## [About this exercise]
Repeat the whole listing word for word, skipping pictures.
Given data section start
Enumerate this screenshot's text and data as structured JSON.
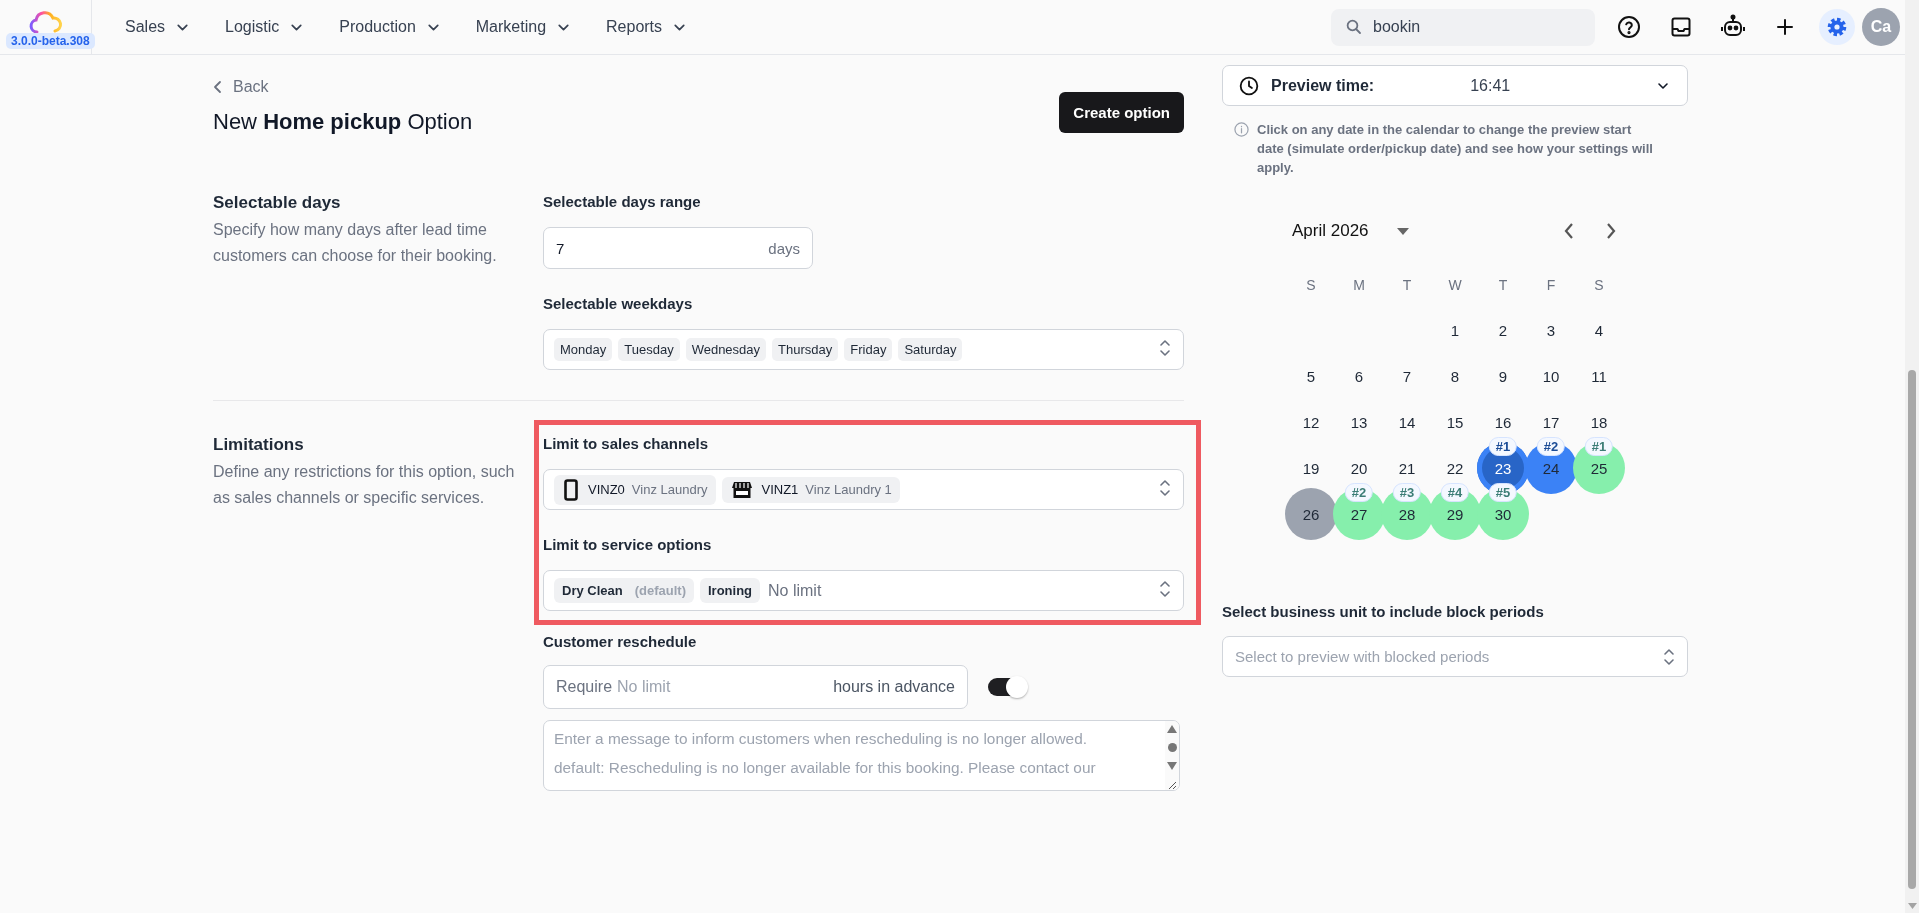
{
  "app": {
    "version": "3.0.0-beta.308"
  },
  "nav": [
    {
      "label": "Sales"
    },
    {
      "label": "Logistic"
    },
    {
      "label": "Production"
    },
    {
      "label": "Marketing"
    },
    {
      "label": "Reports"
    }
  ],
  "search": {
    "value": "bookin"
  },
  "toolbar": [
    {
      "kind": "help",
      "selected": false
    },
    {
      "kind": "inbox",
      "selected": false
    },
    {
      "kind": "robot",
      "selected": false
    },
    {
      "kind": "add",
      "selected": false
    },
    {
      "kind": "settings",
      "selected": true
    }
  ],
  "user": {
    "initials": "Ca"
  },
  "header": {
    "back": "Back",
    "title": "New **Home pickup** Option",
    "action": "Create option"
  },
  "sections": [
    {
      "title": "Selectable days",
      "description": "Specify how many days after lead time customers can choose for their booking.",
      "fields": [
        {
          "kind": "number",
          "label": "Selectable days range",
          "highlighted": false,
          "value": "7",
          "suffix": "days"
        },
        {
          "kind": "tags",
          "label": "Selectable weekdays",
          "highlighted": false,
          "tags": [
            {
              "label": "Monday"
            },
            {
              "label": "Tuesday"
            },
            {
              "label": "Wednesday"
            },
            {
              "label": "Thursday"
            },
            {
              "label": "Friday"
            },
            {
              "label": "Saturday"
            }
          ]
        }
      ]
    },
    {
      "title": "Limitations",
      "description": "Define any restrictions for this option, such as sales channels or specific services.",
      "fields": [
        {
          "kind": "channels",
          "label": "Limit to sales channels",
          "highlighted": true,
          "channels": [
            {
              "kind": "phone",
              "code": "VINZ0",
              "name": "Vinz Laundry"
            },
            {
              "kind": "store",
              "code": "VINZ1",
              "name": "Vinz Laundry 1"
            }
          ]
        },
        {
          "kind": "services",
          "label": "Limit to service options",
          "highlighted": true,
          "tags": [
            {
              "label": "Dry Clean",
              "note": "(default)"
            },
            {
              "label": "Ironing"
            }
          ],
          "placeholder": "No limit"
        },
        {
          "kind": "reschedule",
          "label": "Customer reschedule",
          "highlighted": false,
          "prefix": "Require",
          "placeholder": "No limit",
          "suffix": "hours in advance",
          "toggle": {
            "on": true
          },
          "message_placeholder": "Enter a message to inform customers when rescheduling is no longer allowed.\ndefault: Rescheduling is no longer available for this booking. Please contact our"
        }
      ]
    }
  ],
  "preview": {
    "label": "Preview time:",
    "value": "16:41",
    "info": "Click on any date in the calendar to change the preview start date (simulate order/pickup date) and see how your settings will apply.",
    "calendar": {
      "month": "April 2026",
      "weekdays": [
        "S",
        "M",
        "T",
        "W",
        "T",
        "F",
        "S"
      ],
      "weeks": [
        [
          {
            "day": "1",
            "selected": false
          },
          {
            "day": "2",
            "selected": false
          },
          {
            "day": "3",
            "selected": false
          },
          {
            "day": "4",
            "selected": false
          }
        ],
        [
          {
            "day": "5",
            "selected": false
          },
          {
            "day": "6",
            "selected": false
          },
          {
            "day": "7",
            "selected": false
          },
          {
            "day": "8",
            "selected": false
          },
          {
            "day": "9",
            "selected": false
          },
          {
            "day": "10",
            "selected": false
          },
          {
            "day": "11",
            "selected": false
          }
        ],
        [
          {
            "day": "12",
            "selected": false
          },
          {
            "day": "13",
            "selected": false
          },
          {
            "day": "14",
            "selected": false
          },
          {
            "day": "15",
            "selected": false
          },
          {
            "day": "16",
            "selected": false
          },
          {
            "day": "17",
            "selected": false
          },
          {
            "day": "18",
            "selected": false
          }
        ],
        [
          {
            "day": "19",
            "selected": false
          },
          {
            "day": "20",
            "selected": false
          },
          {
            "day": "21",
            "selected": false
          },
          {
            "day": "22",
            "selected": false
          },
          {
            "day": "23",
            "selected": true,
            "color": "#3b82f6",
            "badge": "#1"
          },
          {
            "day": "24",
            "selected": false,
            "color": "#3b82f6",
            "badge": "#2"
          },
          {
            "day": "25",
            "selected": false,
            "color": "#86efac",
            "badge": "#1"
          }
        ],
        [
          {
            "day": "26",
            "selected": false,
            "color": "#9ca3af"
          },
          {
            "day": "27",
            "selected": false,
            "color": "#86efac",
            "badge": "#2"
          },
          {
            "day": "28",
            "selected": false,
            "color": "#86efac",
            "badge": "#3"
          },
          {
            "day": "29",
            "selected": false,
            "color": "#86efac",
            "badge": "#4"
          },
          {
            "day": "30",
            "selected": false,
            "color": "#86efac",
            "badge": "#5"
          }
        ]
      ]
    },
    "business_unit": {
      "label": "Select business unit to include block periods",
      "placeholder": "Select to preview with blocked periods"
    }
  }
}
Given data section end
## [Response area]
Enumerate this screenshot's text and data as structured JSON.
{
  "app": {
    "version": "3.0.0-beta.308"
  },
  "nav": [
    {
      "label": "Sales"
    },
    {
      "label": "Logistic"
    },
    {
      "label": "Production"
    },
    {
      "label": "Marketing"
    },
    {
      "label": "Reports"
    }
  ],
  "search": {
    "value": "bookin"
  },
  "toolbar": [
    {
      "kind": "help",
      "selected": false
    },
    {
      "kind": "inbox",
      "selected": false
    },
    {
      "kind": "robot",
      "selected": false
    },
    {
      "kind": "add",
      "selected": false
    },
    {
      "kind": "settings",
      "selected": true
    }
  ],
  "user": {
    "initials": "Ca"
  },
  "header": {
    "back": "Back",
    "title": "New **Home pickup** Option",
    "action": "Create option"
  },
  "sections": [
    {
      "title": "Selectable days",
      "description": "Specify how many days after lead time customers can choose for their booking.",
      "fields": [
        {
          "kind": "number",
          "label": "Selectable days range",
          "highlighted": false,
          "value": "7",
          "suffix": "days"
        },
        {
          "kind": "tags",
          "label": "Selectable weekdays",
          "highlighted": false,
          "tags": [
            {
              "label": "Monday"
            },
            {
              "label": "Tuesday"
            },
            {
              "label": "Wednesday"
            },
            {
              "label": "Thursday"
            },
            {
              "label": "Friday"
            },
            {
              "label": "Saturday"
            }
          ]
        }
      ]
    },
    {
      "title": "Limitations",
      "description": "Define any restrictions for this option, such as sales channels or specific services.",
      "fields": [
        {
          "kind": "channels",
          "label": "Limit to sales channels",
          "highlighted": true,
          "channels": [
            {
              "kind": "phone",
              "code": "VINZ0",
              "name": "Vinz Laundry"
            },
            {
              "kind": "store",
              "code": "VINZ1",
              "name": "Vinz Laundry 1"
            }
          ]
        },
        {
          "kind": "services",
          "label": "Limit to service options",
          "highlighted": true,
          "tags": [
            {
              "label": "Dry Clean",
              "note": "(default)"
            },
            {
              "label": "Ironing"
            }
          ],
          "placeholder": "No limit"
        },
        {
          "kind": "reschedule",
          "label": "Customer reschedule",
          "highlighted": false,
          "prefix": "Require",
          "placeholder": "No limit",
          "suffix": "hours in advance",
          "toggle": {
            "on": true
          },
          "message_placeholder": "Enter a message to inform customers when rescheduling is no longer allowed.\ndefault: Rescheduling is no longer available for this booking. Please contact our"
        }
      ]
    }
  ],
  "preview": {
    "label": "Preview time:",
    "value": "16:41",
    "info": "Click on any date in the calendar to change the preview start date (simulate order/pickup date) and see how your settings will apply.",
    "calendar": {
      "month": "April 2026",
      "weekdays": [
        "S",
        "M",
        "T",
        "W",
        "T",
        "F",
        "S"
      ],
      "weeks": [
        [
          {
            "day": "1",
            "selected": false
          },
          {
            "day": "2",
            "selected": false
          },
          {
            "day": "3",
            "selected": false
          },
          {
            "day": "4",
            "selected": false
          }
        ],
        [
          {
            "day": "5",
            "selected": false
          },
          {
            "day": "6",
            "selected": false
          },
          {
            "day": "7",
            "selected": false
          },
          {
            "day": "8",
            "selected": false
          },
          {
            "day": "9",
            "selected": false
          },
          {
            "day": "10",
            "selected": false
          },
          {
            "day": "11",
            "selected": false
          }
        ],
        [
          {
            "day": "12",
            "selected": false
          },
          {
            "day": "13",
            "selected": false
          },
          {
            "day": "14",
            "selected": false
          },
          {
            "day": "15",
            "selected": false
          },
          {
            "day": "16",
            "selected": false
          },
          {
            "day": "17",
            "selected": false
          },
          {
            "day": "18",
            "selected": false
          }
        ],
        [
          {
            "day": "19",
            "selected": false
          },
          {
            "day": "20",
            "selected": false
          },
          {
            "day": "21",
            "selected": false
          },
          {
            "day": "22",
            "selected": false
          },
          {
            "day": "23",
            "selected": true,
            "color": "#3b82f6",
            "badge": "#1"
          },
          {
            "day": "24",
            "selected": false,
            "color": "#3b82f6",
            "badge": "#2"
          },
          {
            "day": "25",
            "selected": false,
            "color": "#86efac",
            "badge": "#1"
          }
        ],
        [
          {
            "day": "26",
            "selected": false,
            "color": "#9ca3af"
          },
          {
            "day": "27",
            "selected": false,
            "color": "#86efac",
            "badge": "#2"
          },
          {
            "day": "28",
            "selected": false,
            "color": "#86efac",
            "badge": "#3"
          },
          {
            "day": "29",
            "selected": false,
            "color": "#86efac",
            "badge": "#4"
          },
          {
            "day": "30",
            "selected": false,
            "color": "#86efac",
            "badge": "#5"
          }
        ]
      ]
    },
    "business_unit": {
      "label": "Select business unit to include block periods",
      "placeholder": "Select to preview with blocked periods"
    }
  }
}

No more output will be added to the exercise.